10 Things You Might Not Know About 'Gone With the Wind'
Margaret Mitchell at the Gone With The Wind movie premiere party in Atlanta. © Bettmann/CORBIS, 1939
On this date 75 years ago, Gone with the Wind won the Pulitzer Prize for Fiction. We pay homage today with some facts about the classic book.
1. It was boredom that caused 25-year-old Margaret Mitchell to write 63 of the most beloved chapters in literary history. Mitchell was a journalist for the Atlanta Journal Sunday Magazine when she took a leave to recover from “a series of injuries,” according to the Margaret Mitchell House, including a recurring ankle injury. When the ankle proved slow to heal this time, she decided to occupy herself by writing.
2. Though Mitchell spent the next decade working on characters and plot development, almost no one knew she was writing a book. She went to extreme lengths to hide her work from friends and family, including hurriedly throwing a rug over pages scattered on her living room floor once when company showed up unexpectedly.
3. Despite spending 10 years of her life working on the tome, Mitchell didn’t really have much intention of publishing it. When a “friend” heard that she was considering writing a book (though in fact, it had been written), she said something to the effect of, “Imagine, you writing a book!” Annoyed, Mitchell took her massive manuscript to a Macmillan editor the next day. She later regretted the act and sent the editor a telegram saying, “Have changed my mind. Send manuscript back.”
4. You know her as Scarlett now, but for years, the heroine of Gone with the Wind was called Pansy. It probably would have stayed that way had the publisher not requested a name change. “We could call her ‘Garbage O’Hara’ for all I care,” Mitchell wrote to her friend and the book’s associate editor, “I just want to finish this damn thing.”
5. Speaking of name changes, early drafts of GWTW referred to Tara as “Fountenoy Hall.”
6.There was another Southern legend in Margaret Mitchell's family: Old West gunslinger (and dentist) Doc Holliday, her cousin by marriage. Many people believe that Mitchell used her famous kin as the inspiration for Ashley Wilkes.
7. Add Margaret Mitchell to everyone else who doesn’t know what ultimately happened with Scarlett and Rhett. She left the ending ambiguous with no “real” ending even in her own head. “For all I know, Rhett may have found someone else who was less—difficult,” she told Yank magazine in 1945.
8. Even if you haven’t read the book, you might have heard the last line: “Tomorrow is another day.” That was also the tentative title. Mitchell also considered calling it Bugles Sang True or Not in Our Stars.
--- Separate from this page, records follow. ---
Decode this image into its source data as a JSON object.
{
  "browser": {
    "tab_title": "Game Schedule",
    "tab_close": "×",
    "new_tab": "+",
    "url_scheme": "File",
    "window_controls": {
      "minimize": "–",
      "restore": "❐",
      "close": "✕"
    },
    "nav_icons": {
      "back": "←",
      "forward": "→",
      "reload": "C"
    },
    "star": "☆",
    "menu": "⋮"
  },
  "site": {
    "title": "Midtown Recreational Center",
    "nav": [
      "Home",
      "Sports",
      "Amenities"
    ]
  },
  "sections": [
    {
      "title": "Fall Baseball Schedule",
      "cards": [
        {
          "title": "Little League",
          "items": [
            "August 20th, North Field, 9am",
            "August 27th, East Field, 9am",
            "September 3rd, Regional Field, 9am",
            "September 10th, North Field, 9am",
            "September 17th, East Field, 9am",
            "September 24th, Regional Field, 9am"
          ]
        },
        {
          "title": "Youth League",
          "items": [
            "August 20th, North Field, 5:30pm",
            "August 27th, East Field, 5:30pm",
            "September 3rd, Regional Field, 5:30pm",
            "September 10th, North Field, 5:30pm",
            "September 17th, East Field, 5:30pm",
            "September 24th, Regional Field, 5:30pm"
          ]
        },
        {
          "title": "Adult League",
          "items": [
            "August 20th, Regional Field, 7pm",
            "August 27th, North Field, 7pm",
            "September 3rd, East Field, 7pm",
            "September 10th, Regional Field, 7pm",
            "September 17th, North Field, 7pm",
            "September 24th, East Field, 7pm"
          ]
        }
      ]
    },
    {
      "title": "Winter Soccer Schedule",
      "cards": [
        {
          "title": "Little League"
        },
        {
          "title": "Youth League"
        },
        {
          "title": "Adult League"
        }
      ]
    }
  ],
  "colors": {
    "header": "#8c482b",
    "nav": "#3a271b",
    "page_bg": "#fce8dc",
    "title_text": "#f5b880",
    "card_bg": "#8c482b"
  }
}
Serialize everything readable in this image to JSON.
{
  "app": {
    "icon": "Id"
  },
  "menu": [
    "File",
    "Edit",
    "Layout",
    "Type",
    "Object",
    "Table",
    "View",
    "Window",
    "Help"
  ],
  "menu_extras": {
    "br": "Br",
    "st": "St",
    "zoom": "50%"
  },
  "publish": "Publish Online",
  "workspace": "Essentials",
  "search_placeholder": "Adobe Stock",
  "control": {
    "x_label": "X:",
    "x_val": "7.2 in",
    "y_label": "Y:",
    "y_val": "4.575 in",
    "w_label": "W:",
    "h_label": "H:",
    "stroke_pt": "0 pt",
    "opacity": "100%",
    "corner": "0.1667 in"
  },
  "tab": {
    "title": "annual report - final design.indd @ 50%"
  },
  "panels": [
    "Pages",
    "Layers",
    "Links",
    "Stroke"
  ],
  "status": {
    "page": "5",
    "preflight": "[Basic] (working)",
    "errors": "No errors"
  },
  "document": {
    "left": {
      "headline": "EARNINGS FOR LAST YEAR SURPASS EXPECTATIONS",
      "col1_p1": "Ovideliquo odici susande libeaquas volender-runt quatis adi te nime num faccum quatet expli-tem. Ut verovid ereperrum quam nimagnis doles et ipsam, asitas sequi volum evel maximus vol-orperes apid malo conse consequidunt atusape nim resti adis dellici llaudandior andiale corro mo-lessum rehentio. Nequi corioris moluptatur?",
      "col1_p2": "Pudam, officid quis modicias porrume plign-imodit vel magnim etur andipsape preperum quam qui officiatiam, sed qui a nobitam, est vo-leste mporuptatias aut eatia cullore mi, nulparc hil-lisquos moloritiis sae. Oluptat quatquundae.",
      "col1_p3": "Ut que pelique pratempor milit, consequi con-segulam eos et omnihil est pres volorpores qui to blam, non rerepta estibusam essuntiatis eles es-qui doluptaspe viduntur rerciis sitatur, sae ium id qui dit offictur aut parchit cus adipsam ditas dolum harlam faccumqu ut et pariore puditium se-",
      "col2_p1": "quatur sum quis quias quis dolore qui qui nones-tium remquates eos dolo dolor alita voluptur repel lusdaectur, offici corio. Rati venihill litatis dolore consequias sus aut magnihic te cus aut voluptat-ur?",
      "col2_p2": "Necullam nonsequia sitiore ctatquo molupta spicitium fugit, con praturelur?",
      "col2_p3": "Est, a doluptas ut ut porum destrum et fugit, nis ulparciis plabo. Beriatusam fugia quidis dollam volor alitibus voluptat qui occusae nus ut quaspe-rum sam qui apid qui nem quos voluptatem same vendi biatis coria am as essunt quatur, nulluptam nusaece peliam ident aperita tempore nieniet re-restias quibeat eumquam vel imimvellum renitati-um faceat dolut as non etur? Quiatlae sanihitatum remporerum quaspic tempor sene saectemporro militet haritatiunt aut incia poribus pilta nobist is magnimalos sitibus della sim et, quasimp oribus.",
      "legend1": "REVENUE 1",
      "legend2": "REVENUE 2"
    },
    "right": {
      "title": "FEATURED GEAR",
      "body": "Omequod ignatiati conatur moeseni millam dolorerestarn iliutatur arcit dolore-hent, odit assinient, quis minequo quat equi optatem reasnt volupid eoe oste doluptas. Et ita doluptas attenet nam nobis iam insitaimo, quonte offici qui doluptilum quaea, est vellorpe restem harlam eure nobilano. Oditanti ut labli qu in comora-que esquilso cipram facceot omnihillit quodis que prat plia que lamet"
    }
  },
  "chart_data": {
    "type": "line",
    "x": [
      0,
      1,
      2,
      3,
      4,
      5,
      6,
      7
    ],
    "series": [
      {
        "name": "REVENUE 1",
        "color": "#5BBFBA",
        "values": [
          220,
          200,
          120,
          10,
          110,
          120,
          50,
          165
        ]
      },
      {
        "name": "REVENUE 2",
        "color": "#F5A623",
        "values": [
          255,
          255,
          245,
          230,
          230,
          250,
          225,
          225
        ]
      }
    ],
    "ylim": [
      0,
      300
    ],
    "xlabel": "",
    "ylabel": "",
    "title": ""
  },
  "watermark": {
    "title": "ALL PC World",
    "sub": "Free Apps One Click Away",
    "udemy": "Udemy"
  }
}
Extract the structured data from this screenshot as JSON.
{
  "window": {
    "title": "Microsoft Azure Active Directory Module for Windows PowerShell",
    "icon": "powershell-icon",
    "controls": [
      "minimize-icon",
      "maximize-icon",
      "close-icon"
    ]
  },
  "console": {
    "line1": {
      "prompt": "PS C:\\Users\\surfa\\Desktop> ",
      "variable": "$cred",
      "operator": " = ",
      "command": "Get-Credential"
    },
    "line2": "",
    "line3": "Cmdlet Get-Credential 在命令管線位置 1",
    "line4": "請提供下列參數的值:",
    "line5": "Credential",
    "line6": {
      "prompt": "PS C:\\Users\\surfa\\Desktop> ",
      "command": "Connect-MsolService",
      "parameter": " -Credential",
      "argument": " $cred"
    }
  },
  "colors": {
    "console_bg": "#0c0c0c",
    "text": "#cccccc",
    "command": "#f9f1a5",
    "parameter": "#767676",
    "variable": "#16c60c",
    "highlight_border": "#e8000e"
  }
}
The title she finally decided upon comes from a poem called Non Sum Qualis Eram Bonae sub Regno Cynarae by Ernest Dowson:
“I have forgot much, Cynara! gone with the wind,
Flung roses, roses riotously with the throng,
Dancing, to put thy pale, lost lilies out of mind"
9. Though Gone with the Wind is a classic now, not everyone was a fan of the epic novel when it was released - and that includes critics. Ralph Thompson, a book reviewer for The New York Times, was quite unimpressed. Among his criticisms:
“The historical background is the chief virtue of the book, and it is the story of the times rather than the unconvincing and somewhat absurd plot that gives Miss Mitchell's work whatever importance may be attached to it.” “Miss Mitchell writes from no particular point of view.” “I happen to feel that the book would have been infinitely better had it been edited down to, say, 500 pages--but there speaks the harassed daily reviewer as well as the would-be judicious critic. Very nearly every reader will agree, no doubt, that a more disciplined and less prodigal piece of work would have more nearly done justice to the subject-matter.”
At the end, Thompson rather begrudgingly admits that, “Any kind of first novel of over 1,000 pages is an achievement and for the research that was involved, and for the writing Itself, the author of Gone With the Wind deserves due recognition.”
10. When movie mogul David O. Selznick purchased the movie rights for $50,000 in 1936, it was the most ever paid for rights to a book. Mitchell declined to be involved with the production of the movie, though she was said to have loved it save for a few details (she found Tara to be too opulent, for example).
Though she spent a decade writing her masterpiece, Margaret Mitchell only enjoyed the ensuing fame for a little more than that (truth be told, she didn’t really “enjoy” the fame). Mitchell was hit by a speeding car as she was crossing Atlanta's Peachtree Street on her way to a movie in 1949. She died from her injuries a few days later.